** Opening TASK INPUT block **

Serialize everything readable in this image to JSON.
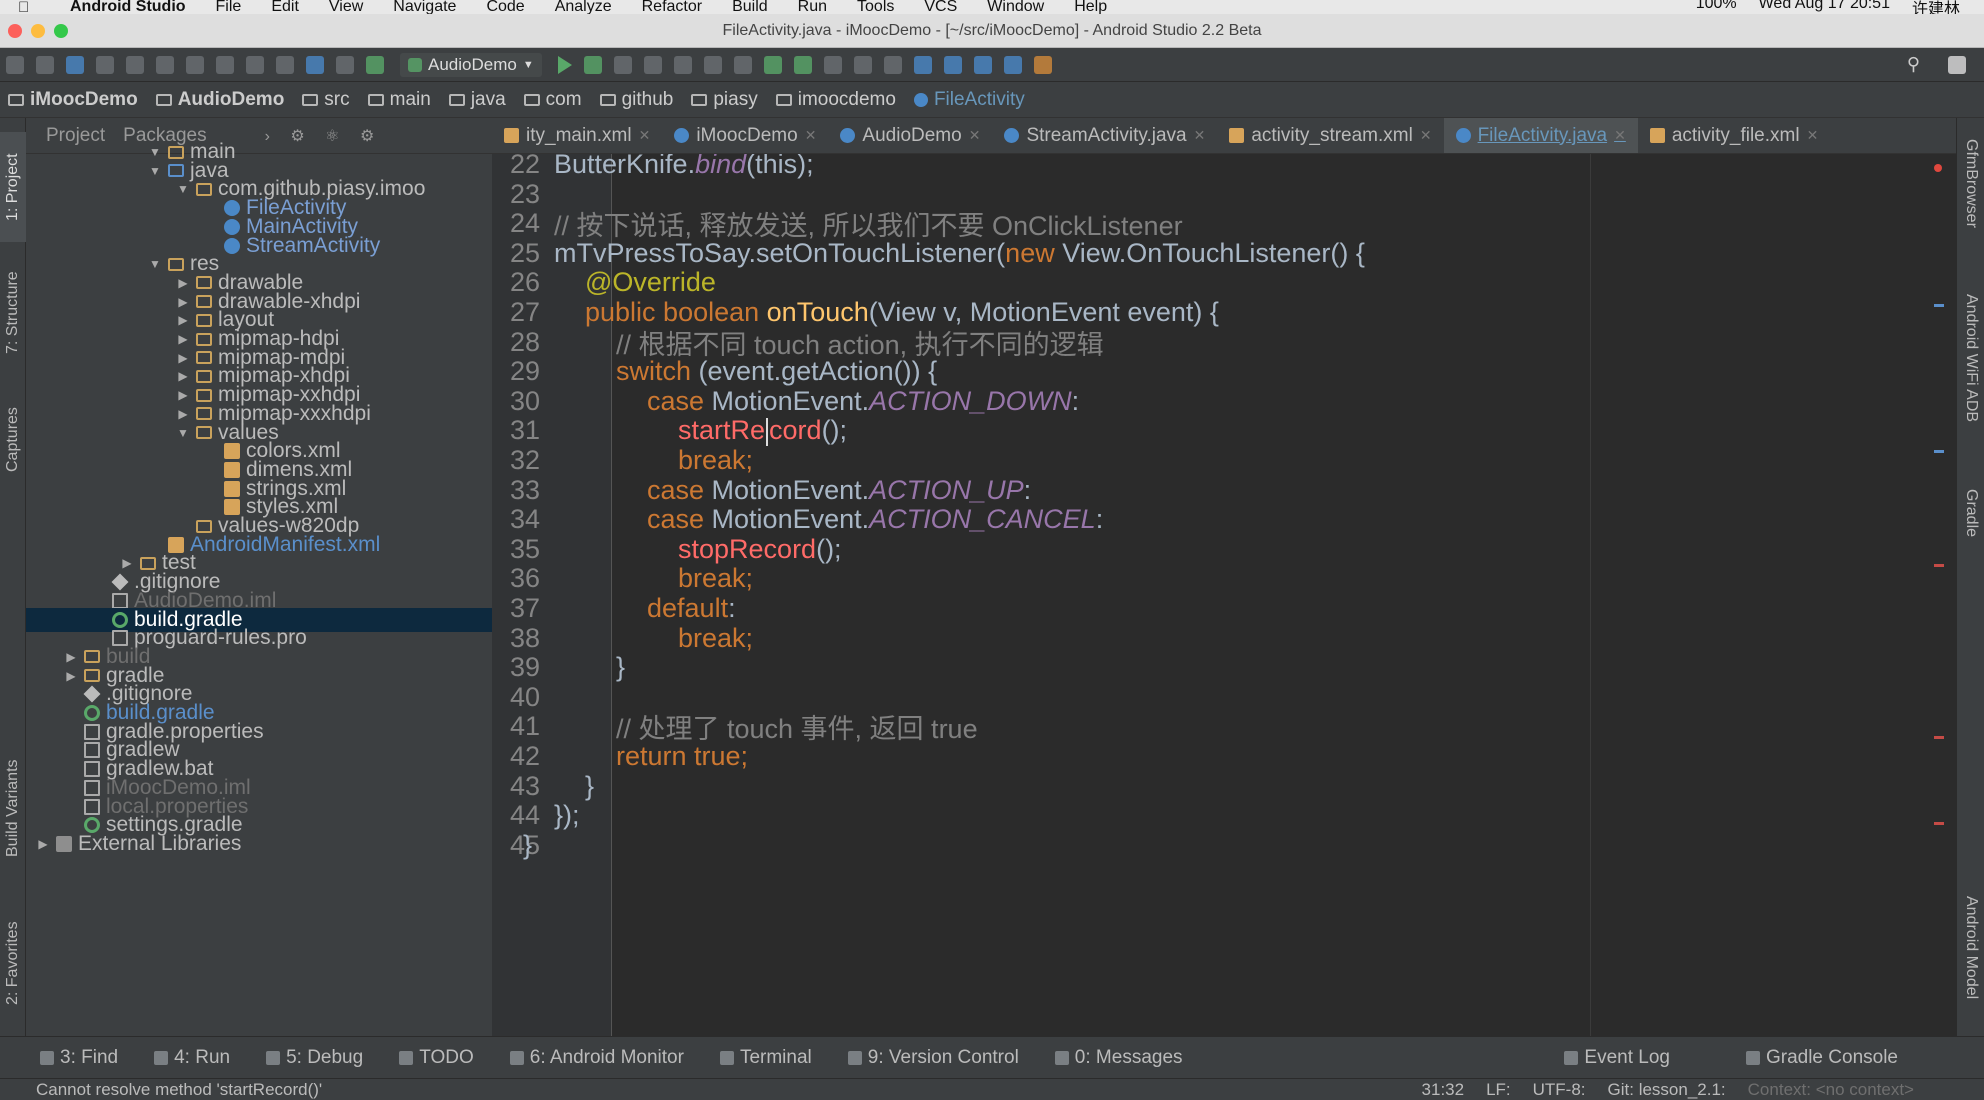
{
  "mac_menubar": {
    "app_name": "Android Studio",
    "items": [
      "File",
      "Edit",
      "View",
      "Navigate",
      "Code",
      "Analyze",
      "Refactor",
      "Build",
      "Run",
      "Tools",
      "VCS",
      "Window",
      "Help"
    ],
    "battery": "100%",
    "datetime": "Wed Aug 17  20:51",
    "user": "许建林"
  },
  "window": {
    "title": "FileActivity.java - iMoocDemo - [~/src/iMoocDemo] - Android Studio 2.2 Beta"
  },
  "toolbar": {
    "run_config": "AudioDemo"
  },
  "breadcrumb": [
    "iMoocDemo",
    "AudioDemo",
    "src",
    "main",
    "java",
    "com",
    "github",
    "piasy",
    "imoocdemo",
    "FileActivity"
  ],
  "project_panel": {
    "view_tabs": [
      "Project",
      "Packages"
    ],
    "tree": [
      {
        "label": "main",
        "icon": "folder",
        "level": 4,
        "arrow": "down",
        "style": "normal"
      },
      {
        "label": "java",
        "icon": "src",
        "level": 4,
        "arrow": "down",
        "style": "normal"
      },
      {
        "label": "com.github.piasy.imoo",
        "icon": "folder",
        "level": 5,
        "arrow": "down",
        "style": "normal"
      },
      {
        "label": "FileActivity",
        "icon": "class",
        "level": 6,
        "arrow": "",
        "style": "cls"
      },
      {
        "label": "MainActivity",
        "icon": "class",
        "level": 6,
        "arrow": "",
        "style": "cls"
      },
      {
        "label": "StreamActivity",
        "icon": "class",
        "level": 6,
        "arrow": "",
        "style": "cls"
      },
      {
        "label": "res",
        "icon": "folder",
        "level": 4,
        "arrow": "down",
        "style": "normal"
      },
      {
        "label": "drawable",
        "icon": "folder",
        "level": 5,
        "arrow": "right",
        "style": "normal"
      },
      {
        "label": "drawable-xhdpi",
        "icon": "folder",
        "level": 5,
        "arrow": "right",
        "style": "normal"
      },
      {
        "label": "layout",
        "icon": "folder",
        "level": 5,
        "arrow": "right",
        "style": "normal"
      },
      {
        "label": "mipmap-hdpi",
        "icon": "folder",
        "level": 5,
        "arrow": "right",
        "style": "normal"
      },
      {
        "label": "mipmap-mdpi",
        "icon": "folder",
        "level": 5,
        "arrow": "right",
        "style": "normal"
      },
      {
        "label": "mipmap-xhdpi",
        "icon": "folder",
        "level": 5,
        "arrow": "right",
        "style": "normal"
      },
      {
        "label": "mipmap-xxhdpi",
        "icon": "folder",
        "level": 5,
        "arrow": "right",
        "style": "normal"
      },
      {
        "label": "mipmap-xxxhdpi",
        "icon": "folder",
        "level": 5,
        "arrow": "right",
        "style": "normal"
      },
      {
        "label": "values",
        "icon": "folder",
        "level": 5,
        "arrow": "down",
        "style": "normal"
      },
      {
        "label": "colors.xml",
        "icon": "xml",
        "level": 6,
        "arrow": "",
        "style": "normal"
      },
      {
        "label": "dimens.xml",
        "icon": "xml",
        "level": 6,
        "arrow": "",
        "style": "normal"
      },
      {
        "label": "strings.xml",
        "icon": "xml",
        "level": 6,
        "arrow": "",
        "style": "normal"
      },
      {
        "label": "styles.xml",
        "icon": "xml",
        "level": 6,
        "arrow": "",
        "style": "normal"
      },
      {
        "label": "values-w820dp",
        "icon": "folder",
        "level": 5,
        "arrow": "",
        "style": "normal"
      },
      {
        "label": "AndroidManifest.xml",
        "icon": "xml",
        "level": 4,
        "arrow": "",
        "style": "blue"
      },
      {
        "label": "test",
        "icon": "folder",
        "level": 3,
        "arrow": "right",
        "style": "normal"
      },
      {
        "label": ".gitignore",
        "icon": "git",
        "level": 2,
        "arrow": "",
        "style": "normal"
      },
      {
        "label": "AudioDemo.iml",
        "icon": "file",
        "level": 2,
        "arrow": "",
        "style": "dim"
      },
      {
        "label": "build.gradle",
        "icon": "gradle",
        "level": 2,
        "arrow": "",
        "style": "sel"
      },
      {
        "label": "proguard-rules.pro",
        "icon": "file",
        "level": 2,
        "arrow": "",
        "style": "normal"
      },
      {
        "label": "build",
        "icon": "folder",
        "level": 1,
        "arrow": "right",
        "style": "dim"
      },
      {
        "label": "gradle",
        "icon": "folder",
        "level": 1,
        "arrow": "right",
        "style": "normal"
      },
      {
        "label": ".gitignore",
        "icon": "git",
        "level": 1,
        "arrow": "",
        "style": "normal"
      },
      {
        "label": "build.gradle",
        "icon": "gradle",
        "level": 1,
        "arrow": "",
        "style": "blue"
      },
      {
        "label": "gradle.properties",
        "icon": "file",
        "level": 1,
        "arrow": "",
        "style": "normal"
      },
      {
        "label": "gradlew",
        "icon": "file",
        "level": 1,
        "arrow": "",
        "style": "normal"
      },
      {
        "label": "gradlew.bat",
        "icon": "file",
        "level": 1,
        "arrow": "",
        "style": "normal"
      },
      {
        "label": "iMoocDemo.iml",
        "icon": "file",
        "level": 1,
        "arrow": "",
        "style": "dim"
      },
      {
        "label": "local.properties",
        "icon": "file",
        "level": 1,
        "arrow": "",
        "style": "dim"
      },
      {
        "label": "settings.gradle",
        "icon": "gradle",
        "level": 1,
        "arrow": "",
        "style": "normal"
      },
      {
        "label": "External Libraries",
        "icon": "lib",
        "level": 0,
        "arrow": "right",
        "style": "normal"
      }
    ]
  },
  "left_tool_tabs": [
    "1: Project",
    "7: Structure",
    "Captures",
    "Build Variants",
    "2: Favorites"
  ],
  "right_tool_tabs": [
    "GfmBrowser",
    "Android WiFi ADB",
    "Gradle",
    "Android Model"
  ],
  "editor_tabs": [
    {
      "label": "ity_main.xml",
      "icon": "xml",
      "active": false
    },
    {
      "label": "iMoocDemo",
      "icon": "c",
      "active": false
    },
    {
      "label": "AudioDemo",
      "icon": "c",
      "active": false
    },
    {
      "label": "StreamActivity.java",
      "icon": "c",
      "active": false
    },
    {
      "label": "activity_stream.xml",
      "icon": "xml",
      "active": false
    },
    {
      "label": "FileActivity.java",
      "icon": "c",
      "active": true
    },
    {
      "label": "activity_file.xml",
      "icon": "xml",
      "active": false
    }
  ],
  "editor": {
    "lines": [
      {
        "num": "22",
        "indent": 0,
        "tokens": [
          [
            "",
            "ButterKnife."
          ],
          [
            "it",
            "bind"
          ],
          [
            "",
            "(this);"
          ]
        ]
      },
      {
        "num": "23",
        "indent": 0,
        "tokens": []
      },
      {
        "num": "24",
        "indent": 0,
        "tokens": [
          [
            "cm",
            "// 按下说话, 释放发送, 所以我们不要 OnClickListener"
          ]
        ]
      },
      {
        "num": "25",
        "indent": 0,
        "tokens": [
          [
            "",
            "mTvPressToSay.setOnTouchListener("
          ],
          [
            "kw",
            "new "
          ],
          [
            "",
            "View.OnTouchListener() {"
          ]
        ]
      },
      {
        "num": "26",
        "indent": 1,
        "tokens": [
          [
            "an",
            "@Override"
          ]
        ]
      },
      {
        "num": "27",
        "indent": 1,
        "tokens": [
          [
            "kw",
            "public boolean "
          ],
          [
            "fn",
            "onTouch"
          ],
          [
            "",
            "(View v, MotionEvent event) {"
          ]
        ]
      },
      {
        "num": "28",
        "indent": 2,
        "tokens": [
          [
            "cm",
            "// 根据不同 touch action, 执行不同的逻辑"
          ]
        ]
      },
      {
        "num": "29",
        "indent": 2,
        "tokens": [
          [
            "kw",
            "switch "
          ],
          [
            "",
            "(event.getAction()) {"
          ]
        ]
      },
      {
        "num": "30",
        "indent": 3,
        "tokens": [
          [
            "kw",
            "case "
          ],
          [
            "",
            "MotionEvent."
          ],
          [
            "it",
            "ACTION_DOWN"
          ],
          [
            "",
            ":"
          ]
        ]
      },
      {
        "num": "31",
        "indent": 4,
        "tokens": [
          [
            "err",
            "startRe"
          ],
          [
            "caret",
            ""
          ],
          [
            "err",
            "cord"
          ],
          [
            "",
            "();"
          ]
        ]
      },
      {
        "num": "32",
        "indent": 4,
        "tokens": [
          [
            "kw",
            "break;"
          ]
        ]
      },
      {
        "num": "33",
        "indent": 3,
        "tokens": [
          [
            "kw",
            "case "
          ],
          [
            "",
            "MotionEvent."
          ],
          [
            "it",
            "ACTION_UP"
          ],
          [
            "",
            ":"
          ]
        ]
      },
      {
        "num": "34",
        "indent": 3,
        "tokens": [
          [
            "kw",
            "case "
          ],
          [
            "",
            "MotionEvent."
          ],
          [
            "it",
            "ACTION_CANCEL"
          ],
          [
            "",
            ":"
          ]
        ]
      },
      {
        "num": "35",
        "indent": 4,
        "tokens": [
          [
            "err",
            "stopRecord"
          ],
          [
            "",
            "();"
          ]
        ]
      },
      {
        "num": "36",
        "indent": 4,
        "tokens": [
          [
            "kw",
            "break;"
          ]
        ]
      },
      {
        "num": "37",
        "indent": 3,
        "tokens": [
          [
            "kw",
            "default"
          ],
          [
            "",
            ":"
          ]
        ]
      },
      {
        "num": "38",
        "indent": 4,
        "tokens": [
          [
            "kw",
            "break;"
          ]
        ]
      },
      {
        "num": "39",
        "indent": 2,
        "tokens": [
          [
            "",
            "}"
          ]
        ]
      },
      {
        "num": "40",
        "indent": 0,
        "tokens": []
      },
      {
        "num": "41",
        "indent": 2,
        "tokens": [
          [
            "cm",
            "// 处理了 touch 事件, 返回 true"
          ]
        ]
      },
      {
        "num": "42",
        "indent": 2,
        "tokens": [
          [
            "kw",
            "return true;"
          ]
        ]
      },
      {
        "num": "43",
        "indent": 1,
        "tokens": [
          [
            "",
            "}"
          ]
        ]
      },
      {
        "num": "44",
        "indent": 0,
        "tokens": [
          [
            "",
            "});"
          ]
        ]
      },
      {
        "num": "45",
        "indent": -1,
        "tokens": [
          [
            "",
            "}"
          ]
        ]
      }
    ]
  },
  "bottom_tools": [
    "3: Find",
    "4: Run",
    "5: Debug",
    "TODO",
    "6: Android Monitor",
    "Terminal",
    "9: Version Control",
    "0: Messages"
  ],
  "bottom_right_tools": [
    "Event Log",
    "Gradle Console"
  ],
  "statusbar": {
    "message": "Cannot resolve method 'startRecord()'",
    "position": "31:32",
    "line_sep": "LF:",
    "encoding": "UTF-8:",
    "git": "Git: lesson_2.1:",
    "context": "Context: <no context>"
  },
  "colors": {
    "keyword": "#cc7832",
    "comment": "#808080",
    "annotation": "#bbb529",
    "method": "#ffc66d",
    "error": "#ff6b68",
    "constant": "#9876aa",
    "text": "#a9b7c6"
  }
}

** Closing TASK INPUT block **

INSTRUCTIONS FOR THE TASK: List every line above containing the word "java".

ANSWER AREA:
    "title": "FileActivity.java - iMoocDemo - [~/src/iMoocDemo] - Android Studio 2.2 Beta"
    "java",
        "label": "java",
      "label": "StreamActivity.java",
      "label": "FileActivity.java",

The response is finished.